Task brief » Please report every line of the listing below that has the word "Necklace" in it.

Data under study »

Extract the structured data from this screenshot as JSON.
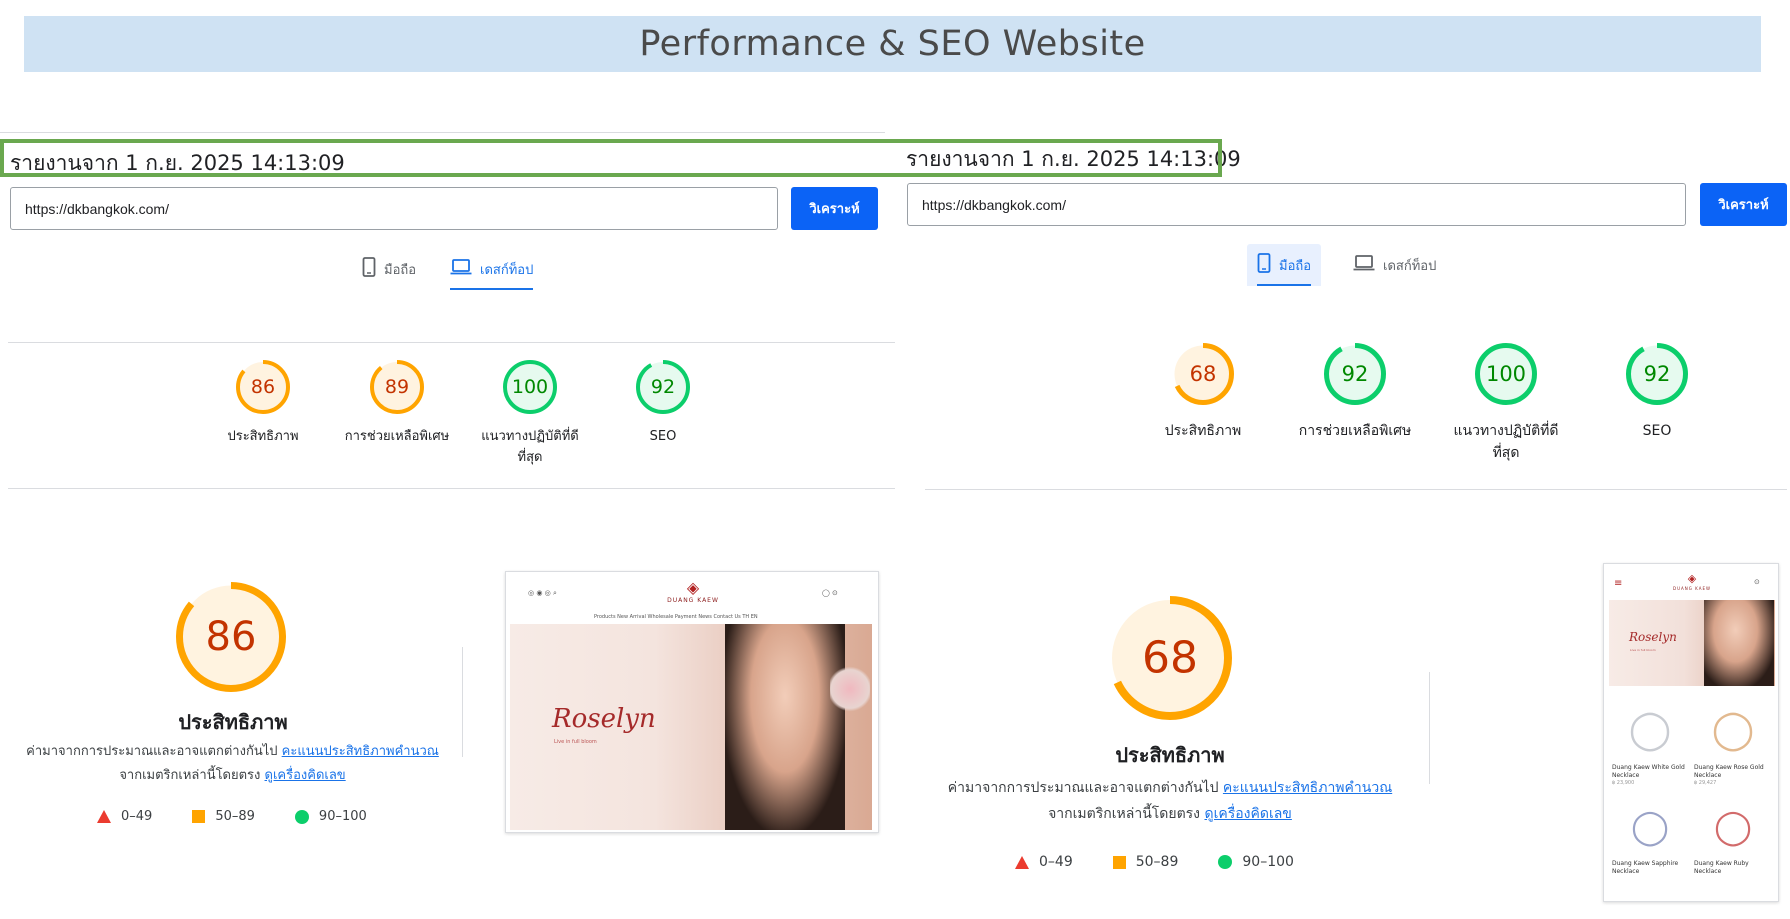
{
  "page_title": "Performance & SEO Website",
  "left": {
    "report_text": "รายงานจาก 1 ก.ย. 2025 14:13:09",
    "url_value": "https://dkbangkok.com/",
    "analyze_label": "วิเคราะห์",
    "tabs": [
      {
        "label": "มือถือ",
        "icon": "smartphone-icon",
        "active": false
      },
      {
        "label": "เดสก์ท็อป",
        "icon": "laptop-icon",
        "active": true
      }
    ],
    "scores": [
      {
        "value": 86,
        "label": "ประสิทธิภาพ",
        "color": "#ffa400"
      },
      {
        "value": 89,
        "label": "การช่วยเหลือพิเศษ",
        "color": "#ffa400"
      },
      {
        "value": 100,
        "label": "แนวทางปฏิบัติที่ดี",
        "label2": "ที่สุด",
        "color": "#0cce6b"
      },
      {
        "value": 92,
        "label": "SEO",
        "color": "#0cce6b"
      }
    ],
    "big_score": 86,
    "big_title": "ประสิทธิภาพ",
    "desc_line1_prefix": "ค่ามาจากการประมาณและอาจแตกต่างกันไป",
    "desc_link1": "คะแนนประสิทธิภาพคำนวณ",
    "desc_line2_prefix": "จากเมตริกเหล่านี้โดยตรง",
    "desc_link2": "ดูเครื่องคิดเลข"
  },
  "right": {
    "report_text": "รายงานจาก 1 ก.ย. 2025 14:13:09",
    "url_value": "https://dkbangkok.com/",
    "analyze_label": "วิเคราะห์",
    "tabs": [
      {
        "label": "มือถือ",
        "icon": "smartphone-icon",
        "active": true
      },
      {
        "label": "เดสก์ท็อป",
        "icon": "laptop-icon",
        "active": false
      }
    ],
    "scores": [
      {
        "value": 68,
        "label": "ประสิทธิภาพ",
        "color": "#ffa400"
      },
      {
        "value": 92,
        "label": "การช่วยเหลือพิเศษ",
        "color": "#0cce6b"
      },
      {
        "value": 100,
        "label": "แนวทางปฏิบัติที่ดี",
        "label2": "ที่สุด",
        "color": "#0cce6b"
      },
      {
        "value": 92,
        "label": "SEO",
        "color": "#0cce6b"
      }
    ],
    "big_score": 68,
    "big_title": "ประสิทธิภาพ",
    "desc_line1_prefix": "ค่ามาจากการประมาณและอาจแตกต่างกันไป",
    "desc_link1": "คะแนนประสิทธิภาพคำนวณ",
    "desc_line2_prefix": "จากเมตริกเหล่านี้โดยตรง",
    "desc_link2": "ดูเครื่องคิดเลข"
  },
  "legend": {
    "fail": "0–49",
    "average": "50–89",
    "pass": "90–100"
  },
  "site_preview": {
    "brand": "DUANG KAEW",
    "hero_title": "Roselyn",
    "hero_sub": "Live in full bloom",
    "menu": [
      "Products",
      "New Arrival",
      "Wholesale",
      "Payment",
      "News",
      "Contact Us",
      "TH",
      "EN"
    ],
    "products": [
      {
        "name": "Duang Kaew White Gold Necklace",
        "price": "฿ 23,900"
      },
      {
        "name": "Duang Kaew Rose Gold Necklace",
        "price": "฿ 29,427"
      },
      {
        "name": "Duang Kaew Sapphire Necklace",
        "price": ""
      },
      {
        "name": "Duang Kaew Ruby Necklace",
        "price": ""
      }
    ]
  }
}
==
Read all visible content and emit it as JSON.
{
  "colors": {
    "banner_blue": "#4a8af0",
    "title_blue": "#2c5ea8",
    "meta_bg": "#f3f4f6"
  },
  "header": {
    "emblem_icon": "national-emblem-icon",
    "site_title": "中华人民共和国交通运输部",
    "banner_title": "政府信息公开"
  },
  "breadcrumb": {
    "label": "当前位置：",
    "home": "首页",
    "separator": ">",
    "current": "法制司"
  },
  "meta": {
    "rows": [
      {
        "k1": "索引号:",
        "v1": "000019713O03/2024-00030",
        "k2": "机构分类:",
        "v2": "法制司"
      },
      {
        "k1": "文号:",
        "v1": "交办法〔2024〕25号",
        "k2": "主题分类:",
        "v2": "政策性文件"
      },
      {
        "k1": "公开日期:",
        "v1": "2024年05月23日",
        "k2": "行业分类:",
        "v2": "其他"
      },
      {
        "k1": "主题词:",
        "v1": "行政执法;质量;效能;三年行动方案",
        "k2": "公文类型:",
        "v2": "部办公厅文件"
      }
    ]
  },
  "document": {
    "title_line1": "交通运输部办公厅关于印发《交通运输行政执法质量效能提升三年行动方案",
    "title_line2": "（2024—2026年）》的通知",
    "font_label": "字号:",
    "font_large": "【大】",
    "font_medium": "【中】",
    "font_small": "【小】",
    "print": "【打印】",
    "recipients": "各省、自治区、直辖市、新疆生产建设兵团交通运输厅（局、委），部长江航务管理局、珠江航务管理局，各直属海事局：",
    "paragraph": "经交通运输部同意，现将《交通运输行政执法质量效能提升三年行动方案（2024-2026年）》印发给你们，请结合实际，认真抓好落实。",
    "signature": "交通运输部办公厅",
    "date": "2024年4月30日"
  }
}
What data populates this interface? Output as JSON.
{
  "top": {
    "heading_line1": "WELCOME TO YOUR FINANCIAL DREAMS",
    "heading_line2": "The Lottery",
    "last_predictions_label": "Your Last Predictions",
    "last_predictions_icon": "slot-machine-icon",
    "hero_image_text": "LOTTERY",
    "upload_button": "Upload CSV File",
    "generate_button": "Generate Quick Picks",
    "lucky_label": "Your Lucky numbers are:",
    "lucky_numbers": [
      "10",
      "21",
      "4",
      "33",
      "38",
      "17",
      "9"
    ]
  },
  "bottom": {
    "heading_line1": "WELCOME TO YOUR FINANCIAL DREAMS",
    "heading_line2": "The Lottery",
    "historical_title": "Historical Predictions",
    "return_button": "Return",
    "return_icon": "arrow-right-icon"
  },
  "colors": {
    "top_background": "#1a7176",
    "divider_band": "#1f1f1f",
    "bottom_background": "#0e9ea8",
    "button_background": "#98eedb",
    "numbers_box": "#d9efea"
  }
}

The completed task »
        "name": "Duang Kaew White Gold Necklace",
        "name": "Duang Kaew Rose Gold Necklace",
        "name": "Duang Kaew Sapphire Necklace",
        "name": "Duang Kaew Ruby Necklace",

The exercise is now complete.